As of this day, the decision on solar powered trams is still up in the air, but a communication cited in the Fairfax Newspapers from the former transport minister seemed to carry a sense of loyalty to the coal industry.
According to The Age, State Coalition Minister Terry Mulder had shown interest in the current sustainable and cleaner energy scheme, however, the project must also be “measured vis-à-vis brown coal and natural gas availability which has provided low-cost energy source for the entire public transport network in Victoria.”
Dave Holland, the company’s co-founder refuted this though in his recent interview with RenewEconomy.
He stated that “We never felt any suggestion on favouritism issues concerning fossil fuel with the current government. Under the current leadership of the Andrews government, this is a non-issue. It is important to note though that this renewable solar generated power system to be generated by the two 20megawatt-hour farms could match, if not lower, the coal power cost.”
“We are, however, given the condition to not increase the cost of commuting as part of the mission. As such, we modelled historical contracted and future prices.. and subsequent result has become the driving forces behind this viable project,” Mr Holland further stated to Sophie Vorrath of RenewEconomy.
Of the two Melbourne solar power plants, the Swan Hill site is good to go while Mildura still processing its permits.
“Swan Hill site had already secured its planning and grid connection approvals and can operate within a week,” Mr Holland reiterated.
A budget allocation of $3 million was already spent on the solar powered trams project with another $70 million to be utilized once a ‘go’ is given by the government.

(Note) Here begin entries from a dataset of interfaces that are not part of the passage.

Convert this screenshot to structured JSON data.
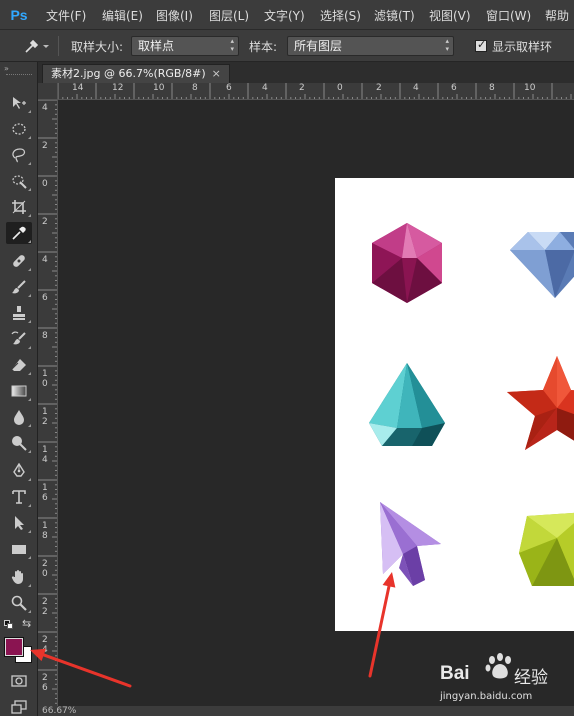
{
  "app": {
    "logo": "Ps"
  },
  "menu": [
    "文件(F)",
    "编辑(E)",
    "图像(I)",
    "图层(L)",
    "文字(Y)",
    "选择(S)",
    "滤镜(T)",
    "视图(V)",
    "窗口(W)",
    "帮助"
  ],
  "options": {
    "sample_size_label": "取样大小:",
    "sample_size_value": "取样点",
    "sample_label": "样本:",
    "sample_value": "所有图层",
    "show_ring_label": "显示取样环",
    "show_ring_checked": true
  },
  "document_tab": {
    "title": "素材2.jpg @ 66.7%(RGB/8#)",
    "close": "×"
  },
  "ruler_top": [
    "14",
    "12",
    "10",
    "8",
    "6",
    "4",
    "2",
    "0",
    "2",
    "4",
    "6",
    "8",
    "10"
  ],
  "ruler_left": [
    "4",
    "2",
    "0",
    "2",
    "4",
    "6",
    "8",
    "10",
    "12",
    "14",
    "16",
    "18",
    "20",
    "22",
    "24",
    "26"
  ],
  "colors": {
    "foreground": "#8a1451",
    "background": "#ffffff",
    "arrow": "#e8342b",
    "accent": "#31a8ff"
  },
  "tools": [
    "move-tool",
    "marquee-tool",
    "lasso-tool",
    "quick-select-tool",
    "crop-tool",
    "eyedropper-tool",
    "healing-brush-tool",
    "brush-tool",
    "clone-stamp-tool",
    "history-brush-tool",
    "eraser-tool",
    "gradient-tool",
    "blur-tool",
    "dodge-tool",
    "pen-tool",
    "type-tool",
    "path-selection-tool",
    "rectangle-tool",
    "hand-tool",
    "zoom-tool"
  ],
  "statusbar": {
    "text": "66.67%"
  },
  "watermark": {
    "brand": "Bai",
    "brand_suffix": "经验",
    "url": "jingyan.baidu.com"
  }
}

The financial equity component of the project is with Lighthouse Infrastructure but debt arrangements and suppliers are still under confidentiality clause.